In the words of Howard Cosell’s booth partner, Don Meredith: It’s time “to turn out the lights, the party’s over.”
But, oh, what a party it has been.
I have been blessed beyond measure in my 42-year professional career, and I consider it divine intervention that, of those 42 years, 32 were spent right here Northeast Michigan.
Thank you for allowing me the privilege to spend time in your homes every Saturday morning. Thank you for supporting the families of my coworkers each week through your purchase of the newspaper. I know I — and we as a staff — have tried to make the most of every penny spent on a newspaper subscription. Hopefully, you have realized the value of that investment and you feel better-informed of the news and events from across the region.
As a reporter, as an editor, and as a newspaper publisher, I have written thousands of pieces over this career. I have met movie stars and interviewed a president. I have been shot at during a United Mine Workers’ strike and I have been physically threatened as a reporter. I have seen stories that made readers smile, and I have seen stories that made readers cry.
Because I am often asked, let me share my most favorite story.
Let me tell you the story of Miss Clare Bester, an 85-year-old woman in Martins Ferry, Ohio, whom I interviewed probably now 37 years ago.

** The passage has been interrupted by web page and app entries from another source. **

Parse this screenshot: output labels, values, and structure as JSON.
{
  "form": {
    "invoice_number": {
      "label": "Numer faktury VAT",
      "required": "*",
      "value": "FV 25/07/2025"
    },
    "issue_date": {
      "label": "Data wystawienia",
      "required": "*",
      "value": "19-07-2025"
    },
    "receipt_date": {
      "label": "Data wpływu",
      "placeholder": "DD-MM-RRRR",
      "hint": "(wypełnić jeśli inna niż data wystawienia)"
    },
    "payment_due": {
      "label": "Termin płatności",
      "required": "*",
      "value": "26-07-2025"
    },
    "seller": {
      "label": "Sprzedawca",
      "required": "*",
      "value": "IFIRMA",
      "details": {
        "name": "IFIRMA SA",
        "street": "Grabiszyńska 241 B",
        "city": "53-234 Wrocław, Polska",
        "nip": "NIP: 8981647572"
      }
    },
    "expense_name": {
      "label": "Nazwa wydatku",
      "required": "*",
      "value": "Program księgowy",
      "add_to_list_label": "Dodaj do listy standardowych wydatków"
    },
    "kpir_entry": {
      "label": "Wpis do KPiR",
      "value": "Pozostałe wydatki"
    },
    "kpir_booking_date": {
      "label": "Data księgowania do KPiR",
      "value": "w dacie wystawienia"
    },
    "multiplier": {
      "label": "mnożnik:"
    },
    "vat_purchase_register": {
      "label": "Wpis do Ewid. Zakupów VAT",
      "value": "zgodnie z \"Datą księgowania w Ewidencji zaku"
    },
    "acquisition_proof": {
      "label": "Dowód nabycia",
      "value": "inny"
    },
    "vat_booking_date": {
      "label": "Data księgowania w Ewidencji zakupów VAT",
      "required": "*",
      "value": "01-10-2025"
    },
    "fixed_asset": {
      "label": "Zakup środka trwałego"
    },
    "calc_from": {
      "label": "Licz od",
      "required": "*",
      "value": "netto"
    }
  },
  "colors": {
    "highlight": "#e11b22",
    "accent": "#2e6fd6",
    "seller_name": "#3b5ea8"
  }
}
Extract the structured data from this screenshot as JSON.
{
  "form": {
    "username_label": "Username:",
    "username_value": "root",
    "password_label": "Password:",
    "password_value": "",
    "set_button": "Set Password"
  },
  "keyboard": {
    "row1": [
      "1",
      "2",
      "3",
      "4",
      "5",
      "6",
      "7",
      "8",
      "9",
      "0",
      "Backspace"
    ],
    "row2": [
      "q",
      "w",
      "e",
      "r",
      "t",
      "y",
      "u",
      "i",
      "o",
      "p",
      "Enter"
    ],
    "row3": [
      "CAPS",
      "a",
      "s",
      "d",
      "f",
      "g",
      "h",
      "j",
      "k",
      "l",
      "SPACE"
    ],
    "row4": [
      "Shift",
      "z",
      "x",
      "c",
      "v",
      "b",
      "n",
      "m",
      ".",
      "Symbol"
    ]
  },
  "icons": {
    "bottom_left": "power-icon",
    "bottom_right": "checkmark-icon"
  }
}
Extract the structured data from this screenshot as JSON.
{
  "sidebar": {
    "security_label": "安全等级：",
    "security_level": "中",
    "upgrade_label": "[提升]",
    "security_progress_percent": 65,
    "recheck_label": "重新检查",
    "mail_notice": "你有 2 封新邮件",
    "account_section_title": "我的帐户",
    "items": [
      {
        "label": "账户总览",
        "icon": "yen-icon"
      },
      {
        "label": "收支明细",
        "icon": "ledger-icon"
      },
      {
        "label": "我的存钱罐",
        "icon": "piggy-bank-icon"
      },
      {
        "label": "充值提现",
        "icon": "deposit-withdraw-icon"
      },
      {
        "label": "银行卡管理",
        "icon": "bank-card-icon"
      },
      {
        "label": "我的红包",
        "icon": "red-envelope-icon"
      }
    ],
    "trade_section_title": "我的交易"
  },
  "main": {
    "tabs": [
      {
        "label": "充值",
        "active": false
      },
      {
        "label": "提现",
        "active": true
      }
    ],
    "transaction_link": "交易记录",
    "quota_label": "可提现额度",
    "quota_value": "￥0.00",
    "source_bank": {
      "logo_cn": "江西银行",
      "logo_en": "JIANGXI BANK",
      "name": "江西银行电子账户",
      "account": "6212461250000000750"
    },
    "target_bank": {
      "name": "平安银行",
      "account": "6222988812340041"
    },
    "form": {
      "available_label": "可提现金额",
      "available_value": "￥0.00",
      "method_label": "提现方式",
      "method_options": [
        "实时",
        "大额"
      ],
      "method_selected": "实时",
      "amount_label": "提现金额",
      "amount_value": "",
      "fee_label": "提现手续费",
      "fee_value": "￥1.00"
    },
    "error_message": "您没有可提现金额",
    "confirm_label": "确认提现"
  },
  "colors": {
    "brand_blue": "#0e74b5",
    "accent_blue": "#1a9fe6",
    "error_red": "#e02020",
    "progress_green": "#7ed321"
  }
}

At the time, I was tipped off that Miss Bester was going to have the heat to her home turned off in the days ahead for falling behind in her payments.
That grandmotherly woman had taken ill months prior and was still trying to get out from under all the bills that had accumulated from that hospital experience. A proud woman, while Miss Bester was known by many in the city, few knew she faced the utility shutoff.
Somehow, she agreed to an interview with me and, after writing a story about her and her plight, readers started flooding the woman with financial gifts to stem the shutoff. Within a day, she had more than enough to meet her outstanding obligation to the utility company, whose officials, after reading the story, also waived her bill.
If ever I doubted the importance of the written word, Miss Bester’s story convinced me of the valuable job journalists have. That story showed me the power of the press firsthand, and the responsibility we had to tell the important stories of the communities where we worked fairly and objectively.
As I have told hundreds of reporters who I have hired over the years, “If you do your job correctly, the newspaper will be the mirror of the community — reflecting on its pages what is taking place in the community that they cover.”
The truth is, newspaper reporters are the Northeast Michigan historians of today. We are documenting history now for future generations.
As you can see, I believe it was important work that I have done all these years.
And it was interesting. For, every day I went to work these 42 years, I never knew what news would make the front page of the newspaper for the next edition. I had no idea where the news was going to come from or who it would involve. I only knew for sure one thing — that, yes, Virginia, like Santa Claus, there would be a newspaper tomorrow.
And there always has been.
As I said, I have been fortunate to call this region home. I have been fortunate to have had the career that I have.
But it is time now to pass the torch on to the next generation. I know Justin Hinkley will do a good job, and I hope you embrace him in his new role like you did me.
You will still find me on weekends, sharing my thoughts with you via this column.
But, on weekdays now, that will be a different story. The stream is calling or the grandkids need visited.
Thank you, Northeast Michigan, for your support and love. You embraced me, and you embraced my family.
I appreciate each of you more than you ever will know. You made this place home for my family and me, and, for that, I always will be grateful to you.